Ukraine loomed large over the 2015 Northwest Regional Conference on Russian, East European, and Central Asian Studies. The plenary session focused on East-West Relations During and After the Ukraine Conflict, while the session immediately following addressed the ongoing Conflict in Ukraine.
American movies, Russian comic books, public works projects in Skopje, urban beautification in Krasnoyarsk – what are the conceptual ties that bind these distinct topics?
There was once a time when diplomats could enter smoke-filled rooms and partition half of Europe between their rulers before finishing their cigars. In the 21st century, conflict and diplomacy are far more immediate and challenging. Our campus is smoke-free, but the Ellison Center for Russian, East European, and Central Asian Studies gathered a panel of four experts in one room to discuss real-world options to resolve this conflict approximately one year following the annexation of Crimea. Moderated by Professor Scott Radnitz, the panel brought together experts on finance, culture, and politics to discuss the future, "Ukraine and Russia: Is There Any Way Out?"

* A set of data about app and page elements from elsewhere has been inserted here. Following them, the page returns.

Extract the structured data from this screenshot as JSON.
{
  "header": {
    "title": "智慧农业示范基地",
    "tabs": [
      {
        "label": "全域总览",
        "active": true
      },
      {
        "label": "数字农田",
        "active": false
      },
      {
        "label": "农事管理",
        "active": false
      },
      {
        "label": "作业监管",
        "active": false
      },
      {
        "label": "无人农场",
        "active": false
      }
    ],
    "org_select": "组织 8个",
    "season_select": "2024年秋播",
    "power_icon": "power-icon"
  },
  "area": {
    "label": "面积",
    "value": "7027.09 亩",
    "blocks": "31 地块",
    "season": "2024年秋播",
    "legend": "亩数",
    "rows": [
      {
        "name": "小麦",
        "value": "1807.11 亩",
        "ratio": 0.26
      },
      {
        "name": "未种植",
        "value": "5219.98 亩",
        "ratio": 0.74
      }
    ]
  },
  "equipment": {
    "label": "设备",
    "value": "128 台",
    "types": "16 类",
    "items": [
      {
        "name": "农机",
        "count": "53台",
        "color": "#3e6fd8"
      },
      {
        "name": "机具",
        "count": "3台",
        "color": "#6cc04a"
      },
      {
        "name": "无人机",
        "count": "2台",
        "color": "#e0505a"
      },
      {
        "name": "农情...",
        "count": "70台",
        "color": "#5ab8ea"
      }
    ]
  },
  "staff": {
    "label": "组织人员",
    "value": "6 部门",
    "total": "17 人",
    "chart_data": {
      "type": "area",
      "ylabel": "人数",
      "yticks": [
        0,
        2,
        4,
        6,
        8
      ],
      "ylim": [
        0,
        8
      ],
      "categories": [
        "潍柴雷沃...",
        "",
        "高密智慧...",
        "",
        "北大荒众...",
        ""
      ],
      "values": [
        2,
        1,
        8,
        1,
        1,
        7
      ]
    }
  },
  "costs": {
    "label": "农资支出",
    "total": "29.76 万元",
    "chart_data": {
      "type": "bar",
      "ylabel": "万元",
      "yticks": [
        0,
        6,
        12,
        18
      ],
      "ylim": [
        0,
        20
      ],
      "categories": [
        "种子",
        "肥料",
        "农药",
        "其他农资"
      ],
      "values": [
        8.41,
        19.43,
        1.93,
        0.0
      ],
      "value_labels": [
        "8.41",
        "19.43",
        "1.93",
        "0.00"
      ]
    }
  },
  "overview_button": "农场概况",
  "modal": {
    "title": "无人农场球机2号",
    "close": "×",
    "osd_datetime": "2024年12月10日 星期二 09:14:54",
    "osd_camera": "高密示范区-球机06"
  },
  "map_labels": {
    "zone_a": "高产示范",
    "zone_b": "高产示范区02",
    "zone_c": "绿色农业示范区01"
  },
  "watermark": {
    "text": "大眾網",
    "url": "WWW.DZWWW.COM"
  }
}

Through 50 years of Soviet occupation, Latvia was effectively erased from the political map. He explained that he never aspired to become a diplomat, but following the collapse of the Soviet Union, he had the opportunity to try diplomatic work because all of the communists had been barred from political and military offices. Much like in Estonia, only young people were left to run the country. Razāns, 23 years old at the time, imagined he would find some other work after a year, at most. Now he is the Ambassador to the United States.
REECAS NW Redux | Ellison Center hosts lively discussions on East-West identity, opportunity, security
Thirty-five presenters and session chairs convened at the Simpson Center at the University of Washington on the first Saturday in May for the 21st Annual Northwest Regional Conference for Russian, East European and Central Asian Studies (REECAS NW). Nine panels – packed with presentations ranging from teaching Russian language to heritage speakers, to literature, politics, arts, architecture, ethnicity, religion, to gender identity and women’s role in society – sparked the interest of almost 50 Conference attendees.
Over 30 Seattle area K-12 teachers learned the latest on “Global Asia: Yesterday, Today and Tomorrow” this year thanks to a unique, decade-long collaboration between The Seattle Times and the Henry M. Jackson School of International Studies.
Greta Starett is a first-year graduate student at the Ellison Center for Russian, East European, and Central Asian Studies. Her photos of Georgia are stunning.
Most people remember the story of Jason and the Argonauts and the Golden Fleece. What most people do not realize is that the setting of the myth is substantiated by the discovery of the Sakdrisi Gold Mine. The Bronze Age mine was acknowledged to be 5,000 years old in the early 2000s, the oldest known gold mine in the world. Sakdrisi was declared a cultural heritage site archaeological and scientific excavations began in 2006 by Georgian and German academics. This status was revoked in 2013 by the Georgian Ministry of Culture and Monument Protection in order to allow RMG Gold, a Russian-owned mining company, to exploit the site for the remaining gold. RMG contributes to approximately 10% of the Georgian economy.
Willard Sunderland, Professor of History at the University of Cincinnati, has had a long-time problem. Since graduate school, all of his scholarly energies have been directed toward finding something that no longer exists -- the Russian Empire. The Ellison Center and the History Department sponsored Professor Sunderland's visit to the Jackson School, where he gave a talk to promote his new book "The Baron's Cloak: A History of the Russian Empire in War and Revolution." Sunderland's approach to analyzing the twilight of the Russian Empire, a land with tremendous cultural diversity, was to search through the space and time of a single life -- that of the infamous Baron Ungern.
The concept of a "pivot" is often examined from the perspective of Russia's interactions with China. Liz Wishnick, Associate Professor of Political Science and Law at Montclair University, explained how China views the American rebalancing of its foreign policy priorities. As Asian countries become increasingly influential on the world stage, the United States and Russia have taken more active roles as Pacific powers.